  • androider

    In the multitasking part was the most left screenshot maybe a new trebuchet launcher or what? Looks cool to me! And also what is that clock widget in the same pic?

    • Luka Tomašević

      thats halo, on PA


    Awesome ROMs, once flashed they are so smooth…I’m a huge fan of Cyanogenmod ;)

  • Malcolm Bates

    Cyanogenmod for phones, paranoid android for tablets, especially small tablets.

  • Vardan Nazaretyan

    Why compare them, when you can have both. Just flash PACman ROM and you’re good to go. You even get AOKP, along with CM and PA.

  • I can’t back to CM. Multitasking effect on PA is addictive. But I hope improvements in stability and performance on this last one.

  • Egil Kvam

    Hi, can anyone tell me if jellybean (4.1.1, 4.1.2, 4.2.? Etc.) support Norwegian language. And which should I use?
    Thanks for any help.. ;-)
    Regards Egil

  • killy sam

    How do I get paranoid android

  • forfrosne

    lol two of your four categories are only there so that you can say PA is better, shit list

  • yogi

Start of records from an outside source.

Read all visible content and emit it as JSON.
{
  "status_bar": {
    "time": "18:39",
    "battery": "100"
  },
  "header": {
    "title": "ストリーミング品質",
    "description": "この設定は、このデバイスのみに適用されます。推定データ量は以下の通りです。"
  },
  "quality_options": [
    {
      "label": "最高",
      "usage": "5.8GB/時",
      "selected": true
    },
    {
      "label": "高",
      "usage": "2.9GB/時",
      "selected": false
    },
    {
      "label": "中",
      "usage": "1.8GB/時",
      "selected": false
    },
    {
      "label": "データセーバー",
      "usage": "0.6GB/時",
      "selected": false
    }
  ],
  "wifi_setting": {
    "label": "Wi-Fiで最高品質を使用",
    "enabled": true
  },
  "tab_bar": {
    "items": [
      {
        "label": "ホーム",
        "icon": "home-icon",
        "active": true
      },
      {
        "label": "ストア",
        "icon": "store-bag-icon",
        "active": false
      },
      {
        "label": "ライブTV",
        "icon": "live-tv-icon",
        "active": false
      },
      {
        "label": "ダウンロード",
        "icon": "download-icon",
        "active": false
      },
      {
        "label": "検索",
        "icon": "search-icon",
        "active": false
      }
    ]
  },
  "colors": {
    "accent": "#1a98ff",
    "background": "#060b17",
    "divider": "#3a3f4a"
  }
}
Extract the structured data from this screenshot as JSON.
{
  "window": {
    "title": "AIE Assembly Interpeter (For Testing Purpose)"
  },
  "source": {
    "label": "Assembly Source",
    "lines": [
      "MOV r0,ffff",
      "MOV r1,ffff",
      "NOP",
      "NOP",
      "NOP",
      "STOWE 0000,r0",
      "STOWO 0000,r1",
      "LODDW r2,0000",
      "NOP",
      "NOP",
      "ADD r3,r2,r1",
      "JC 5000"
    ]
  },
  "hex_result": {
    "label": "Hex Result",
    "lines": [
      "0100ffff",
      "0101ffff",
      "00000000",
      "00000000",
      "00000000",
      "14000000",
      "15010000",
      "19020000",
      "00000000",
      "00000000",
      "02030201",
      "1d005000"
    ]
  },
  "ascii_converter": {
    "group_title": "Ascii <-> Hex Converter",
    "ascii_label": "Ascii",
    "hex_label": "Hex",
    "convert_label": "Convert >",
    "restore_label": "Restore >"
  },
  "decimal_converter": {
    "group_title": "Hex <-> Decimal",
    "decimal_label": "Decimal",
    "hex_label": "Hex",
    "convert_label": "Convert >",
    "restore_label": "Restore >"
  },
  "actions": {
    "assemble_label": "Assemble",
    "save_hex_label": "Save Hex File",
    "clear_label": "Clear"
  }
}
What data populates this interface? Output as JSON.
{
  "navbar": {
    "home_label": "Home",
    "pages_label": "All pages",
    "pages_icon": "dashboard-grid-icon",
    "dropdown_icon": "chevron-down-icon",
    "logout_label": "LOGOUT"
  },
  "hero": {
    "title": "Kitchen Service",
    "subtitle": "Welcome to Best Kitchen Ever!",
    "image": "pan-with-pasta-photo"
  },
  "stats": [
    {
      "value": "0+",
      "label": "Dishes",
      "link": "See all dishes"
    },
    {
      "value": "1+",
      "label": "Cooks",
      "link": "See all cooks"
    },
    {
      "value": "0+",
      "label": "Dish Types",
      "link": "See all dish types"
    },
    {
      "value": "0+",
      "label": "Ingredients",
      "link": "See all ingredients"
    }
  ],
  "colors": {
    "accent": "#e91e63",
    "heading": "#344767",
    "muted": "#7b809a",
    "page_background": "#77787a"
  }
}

    Screw all the ROM ever tried Slimbean ?
    or Rainbox ROM
    nobody can beat their UI or Size.
    Lovely piece of code its appliance type approach to Android.

  • Somedude

    Anyone used any bluetooth devices on PA, had loads of issues with Bluetooth on cm so thinking of switching?

  • peter

    Personally, in my experience with custom ROMs on my xt912, none of them compare to the stock ROM. PA crashed on any 3D experience. Cyanogen tends to have multitasking issues and goes to hell after a few said days. Pacman, Jelly*, Root box, etc… tried them all with awful choppy issues. Not only that, but the HDMI experience and navigation is lost with any custom ROM.

    50 different custom ROMs… none with a stable final release for the xt912… IMHO.

  • Johnny Flasher

    Either way, Cyanogen or PA, you can find the best of both of them at Find a developer, and enjoy their work.

  • Peter Bergonzi

    Thank you.